Hordes of people mill around the streets, travelling to work, heading out for lunch, strolling in the park then rushing home to get ready fora night on the town.
Zoom into the streets and you can watch people interacting with their surroundings (though these interactions aren't particularly detailed and not always that regular), and click on an individual and you can follow them around like some kind of voyeuristic stalker.
My It's Big
The sheer scope of Tycoon City sets it apart from many of its competitors and elevates it to heights that almost approach a Recommended award. Almost Because the simple fact is that the game, despite its enormity, is just too damn simplistic, meaning that the fun factor begins to wane within a couple of days.
If you like building and beautifying then you'll be in your element here, but for everyone else, that's unlikely to be enough to warrant an outlay of 35 British pounds. Tycoon City: New York may be big and colourful, but under its ostentatious, shiny surface and character-driven tasks, it's ultimately just another by-the-numbers tycoon game.
Seeing The Sites
Building the landmarks that made New York great - but not the ones below...

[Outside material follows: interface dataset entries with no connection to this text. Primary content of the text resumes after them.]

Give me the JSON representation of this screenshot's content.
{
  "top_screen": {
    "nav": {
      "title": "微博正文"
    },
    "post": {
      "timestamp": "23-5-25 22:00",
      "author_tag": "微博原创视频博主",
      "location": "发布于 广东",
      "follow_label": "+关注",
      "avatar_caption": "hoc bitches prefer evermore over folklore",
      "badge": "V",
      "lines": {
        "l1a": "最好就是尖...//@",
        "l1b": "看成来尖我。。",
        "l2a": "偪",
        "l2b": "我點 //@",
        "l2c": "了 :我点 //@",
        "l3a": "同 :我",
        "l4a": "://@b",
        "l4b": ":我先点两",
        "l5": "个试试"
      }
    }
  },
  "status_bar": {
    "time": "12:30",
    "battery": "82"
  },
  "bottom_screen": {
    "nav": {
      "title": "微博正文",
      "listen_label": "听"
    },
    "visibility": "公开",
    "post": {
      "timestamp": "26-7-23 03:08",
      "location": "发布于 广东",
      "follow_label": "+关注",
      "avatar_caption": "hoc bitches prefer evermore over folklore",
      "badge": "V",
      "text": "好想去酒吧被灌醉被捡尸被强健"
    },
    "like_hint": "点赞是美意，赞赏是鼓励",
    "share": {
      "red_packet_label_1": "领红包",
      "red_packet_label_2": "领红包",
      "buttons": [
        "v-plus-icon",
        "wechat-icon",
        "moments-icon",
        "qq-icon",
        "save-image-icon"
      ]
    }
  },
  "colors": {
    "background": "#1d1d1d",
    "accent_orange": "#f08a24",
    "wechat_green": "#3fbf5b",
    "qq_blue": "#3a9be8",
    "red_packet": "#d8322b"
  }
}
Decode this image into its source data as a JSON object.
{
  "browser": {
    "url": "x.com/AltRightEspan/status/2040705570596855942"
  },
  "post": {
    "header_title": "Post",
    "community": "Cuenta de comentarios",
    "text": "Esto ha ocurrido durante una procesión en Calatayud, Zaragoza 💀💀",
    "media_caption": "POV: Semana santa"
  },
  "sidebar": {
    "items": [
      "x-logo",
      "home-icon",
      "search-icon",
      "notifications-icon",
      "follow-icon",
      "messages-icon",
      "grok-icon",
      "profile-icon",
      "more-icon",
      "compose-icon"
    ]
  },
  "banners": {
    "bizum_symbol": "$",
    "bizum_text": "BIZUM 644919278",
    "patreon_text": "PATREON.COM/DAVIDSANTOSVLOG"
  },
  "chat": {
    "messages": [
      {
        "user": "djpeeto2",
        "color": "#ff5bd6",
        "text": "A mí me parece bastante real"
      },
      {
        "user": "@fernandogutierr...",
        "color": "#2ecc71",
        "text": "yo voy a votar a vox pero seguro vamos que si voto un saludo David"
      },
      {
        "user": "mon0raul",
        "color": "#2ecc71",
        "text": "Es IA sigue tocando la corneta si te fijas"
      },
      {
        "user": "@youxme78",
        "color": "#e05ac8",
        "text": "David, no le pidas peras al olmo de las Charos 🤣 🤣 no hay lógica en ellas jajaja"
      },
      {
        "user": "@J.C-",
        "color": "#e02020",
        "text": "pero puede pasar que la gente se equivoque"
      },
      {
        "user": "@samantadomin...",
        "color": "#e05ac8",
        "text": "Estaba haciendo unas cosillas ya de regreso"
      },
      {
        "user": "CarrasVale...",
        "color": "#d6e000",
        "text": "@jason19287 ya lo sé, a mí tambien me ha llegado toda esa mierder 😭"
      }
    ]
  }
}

"Show them what the Statue of Liberty looks like! Go on! No wait show them the Empire State Building!" So came the cries of my fellow game journos as I started writing this boxout.
But you know what? I'm not going to do it.. Why? Because the moments when you unveil these stunning landmarks to your gawping citizens constitute some of the game's most satisfying moments. Showing you them all now would simply dilute the sense of satisfaction you gain when you erect a famous landmark So instead, here are a couple of lesser-known ones to whet your appetite for the towering delights that lie ahead...
Each segment of New York comes with its very own space for a monument which can be built once you've accumulated enough Landmark Bonds. These are earned by completing Opportunities and by reaching financial milestones. Thankfully, with both of these tasks proving fairly easy, it won't be long till you're looking up the Statue of Liberty's toga and wondering what kind of pants she's wearing.